** Opening WORKING DATA block **
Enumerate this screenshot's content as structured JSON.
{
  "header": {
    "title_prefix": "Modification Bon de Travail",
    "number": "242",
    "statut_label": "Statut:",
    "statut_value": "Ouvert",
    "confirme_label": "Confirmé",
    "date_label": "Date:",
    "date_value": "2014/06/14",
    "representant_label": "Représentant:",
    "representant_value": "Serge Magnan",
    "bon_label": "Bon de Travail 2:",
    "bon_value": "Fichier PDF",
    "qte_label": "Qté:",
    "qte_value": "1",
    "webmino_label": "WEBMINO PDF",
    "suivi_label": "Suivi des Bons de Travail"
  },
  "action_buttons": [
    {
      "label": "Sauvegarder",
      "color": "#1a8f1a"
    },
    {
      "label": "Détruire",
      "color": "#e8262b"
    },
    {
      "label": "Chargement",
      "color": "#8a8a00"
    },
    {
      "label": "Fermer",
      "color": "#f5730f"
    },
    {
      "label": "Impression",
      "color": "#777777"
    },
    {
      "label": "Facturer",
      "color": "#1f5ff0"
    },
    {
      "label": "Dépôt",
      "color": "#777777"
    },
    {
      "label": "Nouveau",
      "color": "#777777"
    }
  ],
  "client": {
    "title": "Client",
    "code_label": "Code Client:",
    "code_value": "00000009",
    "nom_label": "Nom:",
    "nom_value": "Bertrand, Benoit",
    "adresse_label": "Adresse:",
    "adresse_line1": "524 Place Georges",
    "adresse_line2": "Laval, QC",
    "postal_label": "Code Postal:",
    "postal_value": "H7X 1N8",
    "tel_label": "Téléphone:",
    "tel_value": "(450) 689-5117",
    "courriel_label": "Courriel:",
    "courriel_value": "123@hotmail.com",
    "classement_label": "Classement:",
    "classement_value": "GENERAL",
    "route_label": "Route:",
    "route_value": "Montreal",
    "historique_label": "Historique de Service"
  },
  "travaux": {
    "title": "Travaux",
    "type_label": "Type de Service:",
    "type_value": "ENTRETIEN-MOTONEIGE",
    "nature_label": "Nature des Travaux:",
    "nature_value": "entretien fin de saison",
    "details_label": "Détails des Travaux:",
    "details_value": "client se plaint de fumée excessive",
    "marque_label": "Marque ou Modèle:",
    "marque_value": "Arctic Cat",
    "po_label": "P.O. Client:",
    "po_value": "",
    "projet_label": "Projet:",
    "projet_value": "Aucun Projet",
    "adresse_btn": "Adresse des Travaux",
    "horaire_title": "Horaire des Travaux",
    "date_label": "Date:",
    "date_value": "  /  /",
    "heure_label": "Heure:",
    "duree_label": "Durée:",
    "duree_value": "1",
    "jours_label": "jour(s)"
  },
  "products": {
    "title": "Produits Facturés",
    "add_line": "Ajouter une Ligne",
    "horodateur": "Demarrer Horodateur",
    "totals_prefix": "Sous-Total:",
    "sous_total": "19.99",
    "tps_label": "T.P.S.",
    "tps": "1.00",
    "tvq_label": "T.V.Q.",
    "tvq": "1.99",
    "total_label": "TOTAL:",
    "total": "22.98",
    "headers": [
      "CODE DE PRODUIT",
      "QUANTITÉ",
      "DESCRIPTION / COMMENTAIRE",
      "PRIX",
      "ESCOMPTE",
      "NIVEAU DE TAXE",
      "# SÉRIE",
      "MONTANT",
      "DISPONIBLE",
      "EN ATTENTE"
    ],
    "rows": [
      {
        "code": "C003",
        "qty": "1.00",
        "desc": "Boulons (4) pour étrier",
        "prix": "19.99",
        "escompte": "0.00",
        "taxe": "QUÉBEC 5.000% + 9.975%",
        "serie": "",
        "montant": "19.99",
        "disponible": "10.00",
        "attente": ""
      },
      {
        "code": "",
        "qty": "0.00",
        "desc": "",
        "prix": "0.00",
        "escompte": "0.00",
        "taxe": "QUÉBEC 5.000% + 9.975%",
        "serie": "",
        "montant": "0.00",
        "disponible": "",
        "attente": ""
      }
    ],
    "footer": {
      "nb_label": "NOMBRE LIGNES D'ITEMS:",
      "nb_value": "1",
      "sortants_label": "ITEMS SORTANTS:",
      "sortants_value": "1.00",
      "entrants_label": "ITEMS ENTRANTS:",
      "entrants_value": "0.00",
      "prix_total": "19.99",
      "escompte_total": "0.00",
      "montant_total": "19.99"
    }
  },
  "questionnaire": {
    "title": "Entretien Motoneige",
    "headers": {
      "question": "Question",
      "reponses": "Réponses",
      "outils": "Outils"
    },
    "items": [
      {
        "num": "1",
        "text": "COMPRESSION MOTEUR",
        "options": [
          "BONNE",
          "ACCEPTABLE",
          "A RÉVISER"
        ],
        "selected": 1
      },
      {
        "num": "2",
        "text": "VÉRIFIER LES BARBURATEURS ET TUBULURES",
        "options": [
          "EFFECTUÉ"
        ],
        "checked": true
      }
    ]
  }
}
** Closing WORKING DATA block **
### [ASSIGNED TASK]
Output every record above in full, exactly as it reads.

### [TASK RESPONSE]
Enumerate this screenshot's content as structured JSON.
{
  "header": {
    "title_prefix": "Modification Bon de Travail",
    "number": "242",
    "statut_label": "Statut:",
    "statut_value": "Ouvert",
    "confirme_label": "Confirmé",
    "date_label": "Date:",
    "date_value": "2014/06/14",
    "representant_label": "Représentant:",
    "representant_value": "Serge Magnan",
    "bon_label": "Bon de Travail 2:",
    "bon_value": "Fichier PDF",
    "qte_label": "Qté:",
    "qte_value": "1",
    "webmino_label": "WEBMINO PDF",
    "suivi_label": "Suivi des Bons de Travail"
  },
  "action_buttons": [
    {
      "label": "Sauvegarder",
      "color": "#1a8f1a"
    },
    {
      "label": "Détruire",
      "color": "#e8262b"
    },
    {
      "label": "Chargement",
      "color": "#8a8a00"
    },
    {
      "label": "Fermer",
      "color": "#f5730f"
    },
    {
      "label": "Impression",
      "color": "#777777"
    },
    {
      "label": "Facturer",
      "color": "#1f5ff0"
    },
    {
      "label": "Dépôt",
      "color": "#777777"
    },
    {
      "label": "Nouveau",
      "color": "#777777"
    }
  ],
  "client": {
    "title": "Client",
    "code_label": "Code Client:",
    "code_value": "00000009",
    "nom_label": "Nom:",
    "nom_value": "Bertrand, Benoit",
    "adresse_label": "Adresse:",
    "adresse_line1": "524 Place Georges",
    "adresse_line2": "Laval, QC",
    "postal_label": "Code Postal:",
    "postal_value": "H7X 1N8",
    "tel_label": "Téléphone:",
    "tel_value": "(450) 689-5117",
    "courriel_label": "Courriel:",
    "courriel_value": "123@hotmail.com",
    "classement_label": "Classement:",
    "classement_value": "GENERAL",
    "route_label": "Route:",
    "route_value": "Montreal",
    "historique_label": "Historique de Service"
  },
  "travaux": {
    "title": "Travaux",
    "type_label": "Type de Service:",
    "type_value": "ENTRETIEN-MOTONEIGE",
    "nature_label": "Nature des Travaux:",
    "nature_value": "entretien fin de saison",
    "details_label": "Détails des Travaux:",
    "details_value": "client se plaint de fumée excessive",
    "marque_label": "Marque ou Modèle:",
    "marque_value": "Arctic Cat",
    "po_label": "P.O. Client:",
    "po_value": "",
    "projet_label": "Projet:",
    "projet_value": "Aucun Projet",
    "adresse_btn": "Adresse des Travaux",
    "horaire_title": "Horaire des Travaux",
    "date_label": "Date:",
    "date_value": "  /  /",
    "heure_label": "Heure:",
    "duree_label": "Durée:",
    "duree_value": "1",
    "jours_label": "jour(s)"
  },
  "products": {
    "title": "Produits Facturés",
    "add_line": "Ajouter une Ligne",
    "horodateur": "Demarrer Horodateur",
    "totals_prefix": "Sous-Total:",
    "sous_total": "19.99",
    "tps_label": "T.P.S.",
    "tps": "1.00",
    "tvq_label": "T.V.Q.",
    "tvq": "1.99",
    "total_label": "TOTAL:",
    "total": "22.98",
    "headers": [
      "CODE DE PRODUIT",
      "QUANTITÉ",
      "DESCRIPTION / COMMENTAIRE",
      "PRIX",
      "ESCOMPTE",
      "NIVEAU DE TAXE",
      "# SÉRIE",
      "MONTANT",
      "DISPONIBLE",
      "EN ATTENTE"
    ],
    "rows": [
      {
        "code": "C003",
        "qty": "1.00",
        "desc": "Boulons (4) pour étrier",
        "prix": "19.99",
        "escompte": "0.00",
        "taxe": "QUÉBEC 5.000% + 9.975%",
        "serie": "",
        "montant": "19.99",
        "disponible": "10.00",
        "attente": ""
      },
      {
        "code": "",
        "qty": "0.00",
        "desc": "",
        "prix": "0.00",
        "escompte": "0.00",
        "taxe": "QUÉBEC 5.000% + 9.975%",
        "serie": "",
        "montant": "0.00",
        "disponible": "",
        "attente": ""
      }
    ],
    "footer": {
      "nb_label": "NOMBRE LIGNES D'ITEMS:",
      "nb_value": "1",
      "sortants_label": "ITEMS SORTANTS:",
      "sortants_value": "1.00",
      "entrants_label": "ITEMS ENTRANTS:",
      "entrants_value": "0.00",
      "prix_total": "19.99",
      "escompte_total": "0.00",
      "montant_total": "19.99"
    }
  },
  "questionnaire": {
    "title": "Entretien Motoneige",
    "headers": {
      "question": "Question",
      "reponses": "Réponses",
      "outils": "Outils"
    },
    "items": [
      {
        "num": "1",
        "text": "COMPRESSION MOTEUR",
        "options": [
          "BONNE",
          "ACCEPTABLE",
          "A RÉVISER"
        ],
        "selected": 1
      },
      {
        "num": "2",
        "text": "VÉRIFIER LES BARBURATEURS ET TUBULURES",
        "options": [
          "EFFECTUÉ"
        ],
        "checked": true
      }
    ]
  }
}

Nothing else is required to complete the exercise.